Top 4 Statements Chronically Ill People Do Not Want to Hear
By Jaqueline | @j_child | May 19, 2019
I’ve heard my fair share of these statements, and unfortunately, it is a commonality among the chronic illness community. Most people do not understand the complex situation of chronic illness; therefore, they use these statements to try to make sense of it all. Even though people frequently have good intentions behind their offensive discourse, it doesn’t make it right.
1. “You should try _______ (diet, natural remedy, medication, etc.). “ While people typically have good intentions when recommending treatments, it can often offend chronically ill people. Most people do not appreciate unsolicited advice, and those with chronic illness feel the same. A chronic illness is extremely complicated and more likely than not, acupuncture (or any recommended treatment) is not going to cure it—and chances are, we have tried it. When a layperson gives a chronically ill person unsolicited advice, it can come off as dismissive.
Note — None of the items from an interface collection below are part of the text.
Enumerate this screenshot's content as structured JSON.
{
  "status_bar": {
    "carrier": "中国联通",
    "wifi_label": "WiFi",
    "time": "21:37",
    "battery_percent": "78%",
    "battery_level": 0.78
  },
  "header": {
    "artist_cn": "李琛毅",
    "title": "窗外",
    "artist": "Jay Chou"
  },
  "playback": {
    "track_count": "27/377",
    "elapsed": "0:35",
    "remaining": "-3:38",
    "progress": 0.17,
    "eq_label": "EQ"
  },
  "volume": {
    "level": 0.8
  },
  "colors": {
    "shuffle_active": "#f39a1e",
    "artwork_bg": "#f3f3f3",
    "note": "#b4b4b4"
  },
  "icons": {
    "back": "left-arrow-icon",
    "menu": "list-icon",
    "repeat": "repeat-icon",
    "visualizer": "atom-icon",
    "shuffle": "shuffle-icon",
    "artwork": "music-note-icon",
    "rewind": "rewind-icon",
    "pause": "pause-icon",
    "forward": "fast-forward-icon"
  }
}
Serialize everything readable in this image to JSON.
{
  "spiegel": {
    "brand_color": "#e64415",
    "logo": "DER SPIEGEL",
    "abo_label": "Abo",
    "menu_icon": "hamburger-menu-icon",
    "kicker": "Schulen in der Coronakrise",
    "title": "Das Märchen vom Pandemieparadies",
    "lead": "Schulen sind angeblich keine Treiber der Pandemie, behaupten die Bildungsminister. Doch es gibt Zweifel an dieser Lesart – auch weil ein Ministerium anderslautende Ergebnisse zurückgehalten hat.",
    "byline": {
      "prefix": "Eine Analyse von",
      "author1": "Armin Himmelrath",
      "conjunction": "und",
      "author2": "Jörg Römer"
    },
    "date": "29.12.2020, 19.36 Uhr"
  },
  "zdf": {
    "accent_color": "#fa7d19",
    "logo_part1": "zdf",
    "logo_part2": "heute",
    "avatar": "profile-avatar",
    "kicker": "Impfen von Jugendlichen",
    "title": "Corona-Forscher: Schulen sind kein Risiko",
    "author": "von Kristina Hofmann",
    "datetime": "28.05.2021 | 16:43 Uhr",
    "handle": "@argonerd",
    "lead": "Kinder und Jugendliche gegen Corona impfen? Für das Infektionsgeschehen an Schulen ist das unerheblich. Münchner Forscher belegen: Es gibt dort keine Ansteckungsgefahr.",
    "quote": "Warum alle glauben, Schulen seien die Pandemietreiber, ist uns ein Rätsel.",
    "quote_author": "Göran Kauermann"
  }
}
There is no easy fix to chronic illness and by a layperson recommending a treatment makes disabilities seem simple.
2. “You are so lucky you don’t work!” This one hits hard—what I would do to be able to work. There is a stark difference between choosing not to work and being unable to. Not being able to work means that pain and exhaustion take control of the body. This statement exemplifies people’s ignorance of disabilities as it implies that one would rather be chronically ill than to be able to work. It minimizes chronic illness by suggesting that every day is like a Saturday for disabled people. What people do not consider is the pain that confines you to the bed, the constant doctor appointments, and the lack of energy even after a good night’s sleep. Not only does this statement dismiss chronic illness, but it is also entirely inaccurate. Many chronically ill people have obtained degrees, trained for a specialty, and have worked hard to fulfill their professional dreams only to realize that chronic illness prohibits them from doing so.
3. “At least you’re not dying!” When people say this to chronically ill people, I question their intentions. To me, hearing this tells me to stop “complaining” and to recognize that my situation isn’t that bad. Are terminal illnesses the only ones that deserve empathy? Although some chronic illnesses are not terminal, there are still consequences, such as pain, fatigue, immobility, and many more. While many chronic illnesses are not fatal, it does not mean they aren’t serious. There is always someone whose situation is worse than another, but that is simply how the world works. It does not help anybody to compare illnesses and compete for the “sickest person” title. Sure, there are some illnesses that are more manageable than others, but in general, pain and disease are relative to the person experiencing it.
4. “But you look great!” I think everyone with an invisible illness has heard this one. Awareness of invisible illness is growing, but people still struggle with recognizing how ignorant this statement is. A person’s looks should not justify the severity of an illness. When someone tells me that I don’t look sick, I say in my head, “What do you suppose pain looks like?” If only people could see the insides of our bodies, then maybe they would start to understand. This statement perpetuates the stigma of disability—many people assume disability looks like a wheelchair, a bald head, or a body deformity—and leads those with invisible illnesses to feel the need to prove their disability. Looking well while being chronically ill does not delegitimize a person’s experience.
Jacqueline is a 23-year-old suffering from UCTD and other illnesses while living in Colorado with her service dog. She spends her time playing guitar, painting, and hanging out with friends and family.